[Data extracted from a collection]
*** Block opens ***
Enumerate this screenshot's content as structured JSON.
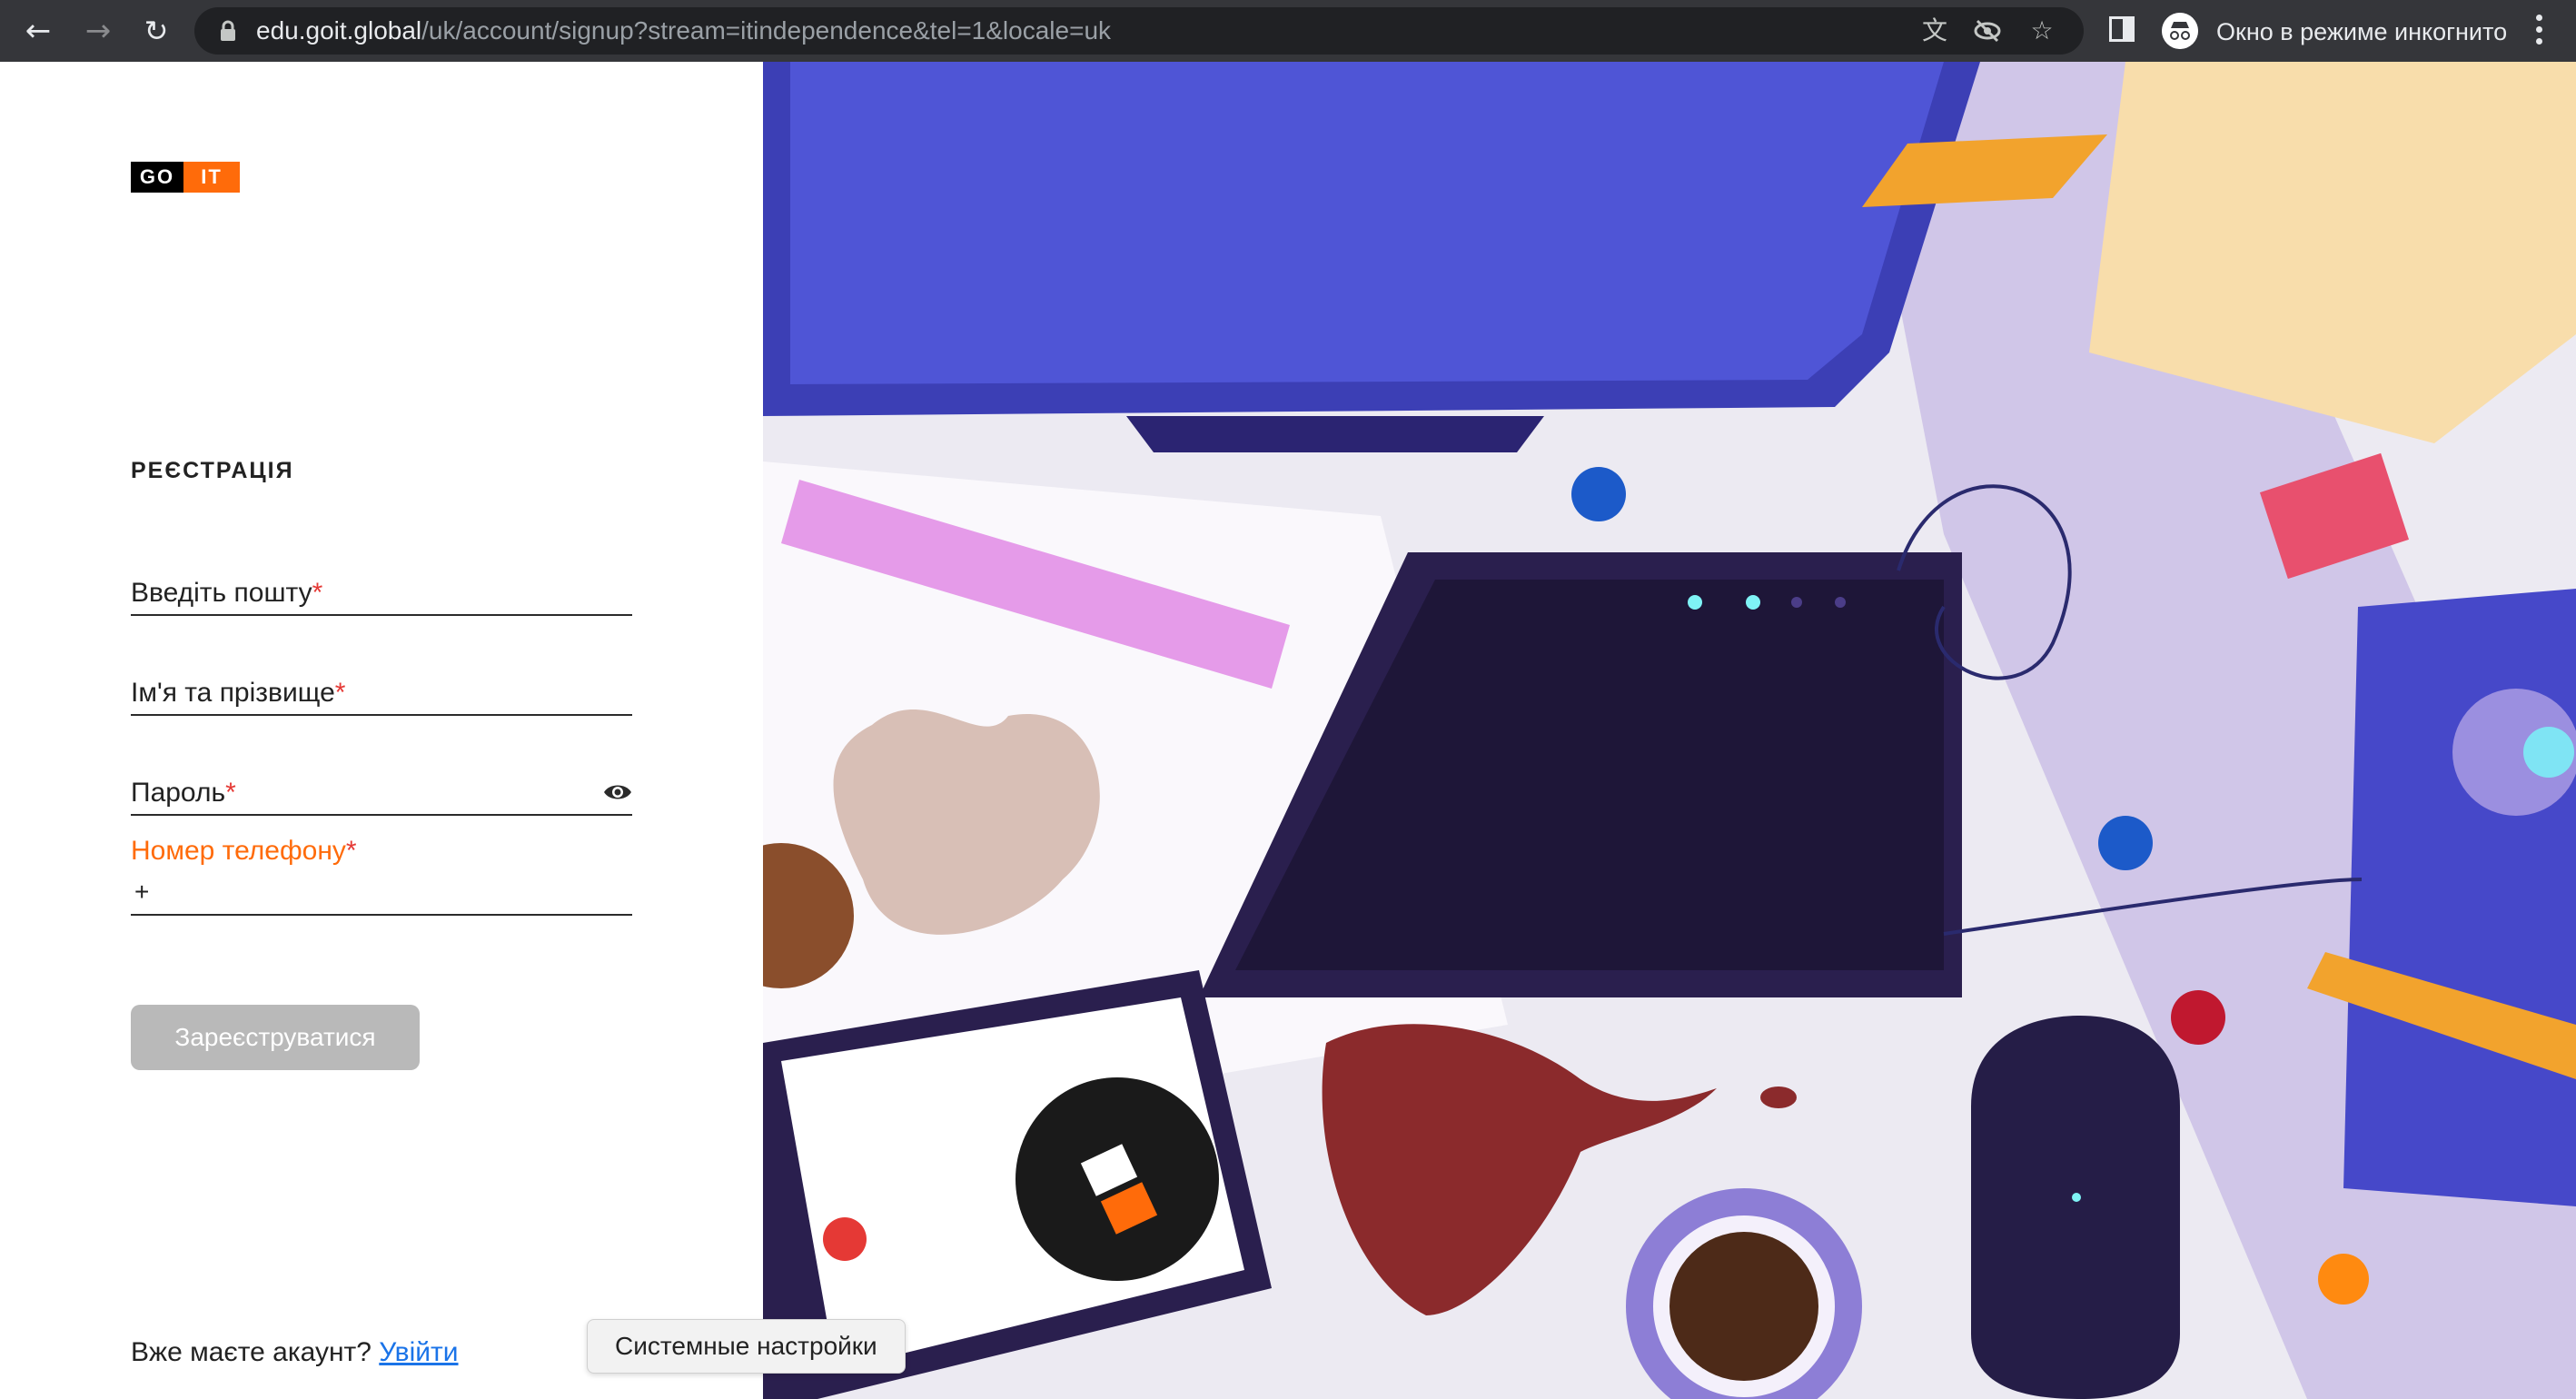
{
  "browser": {
    "url_host": "edu.goit.global",
    "url_path": "/uk/account/signup?stream=itindependence&tel=1&locale=uk",
    "incognito_label": "Окно в режиме инкогнито",
    "icons": [
      "back-icon",
      "forward-icon",
      "reload-icon",
      "lock-icon",
      "translate-icon",
      "eye-off-icon",
      "star-icon",
      "side-panel-icon",
      "incognito-icon",
      "more-icon"
    ]
  },
  "logo": {
    "go": "GO",
    "it": "IT"
  },
  "form": {
    "title": "РЕЄСТРАЦІЯ",
    "email_label": "Введіть пошту",
    "name_label": "Ім'я та прізвище",
    "password_label": "Пароль",
    "phone_label": "Номер телефону",
    "phone_prefix": "+",
    "required_mark": "*",
    "submit_label": "Зареєструватися",
    "have_account": "Вже маєте акаунт?",
    "login_link": "Увійти"
  },
  "colors": {
    "accent": "#ff6b0a",
    "required": "#e53935",
    "link": "#1a73e8",
    "button_disabled": "#b9b9b9"
  },
  "tooltip": {
    "text": "Системные настройки"
  }
}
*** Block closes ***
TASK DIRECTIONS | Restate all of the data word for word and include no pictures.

TASK SOLUTION |
Enumerate this screenshot's content as structured JSON.
{
  "browser": {
    "url_host": "edu.goit.global",
    "url_path": "/uk/account/signup?stream=itindependence&tel=1&locale=uk",
    "incognito_label": "Окно в режиме инкогнито",
    "icons": [
      "back-icon",
      "forward-icon",
      "reload-icon",
      "lock-icon",
      "translate-icon",
      "eye-off-icon",
      "star-icon",
      "side-panel-icon",
      "incognito-icon",
      "more-icon"
    ]
  },
  "logo": {
    "go": "GO",
    "it": "IT"
  },
  "form": {
    "title": "РЕЄСТРАЦІЯ",
    "email_label": "Введіть пошту",
    "name_label": "Ім'я та прізвище",
    "password_label": "Пароль",
    "phone_label": "Номер телефону",
    "phone_prefix": "+",
    "required_mark": "*",
    "submit_label": "Зареєструватися",
    "have_account": "Вже маєте акаунт?",
    "login_link": "Увійти"
  },
  "colors": {
    "accent": "#ff6b0a",
    "required": "#e53935",
    "link": "#1a73e8",
    "button_disabled": "#b9b9b9"
  },
  "tooltip": {
    "text": "Системные настройки"
  }
}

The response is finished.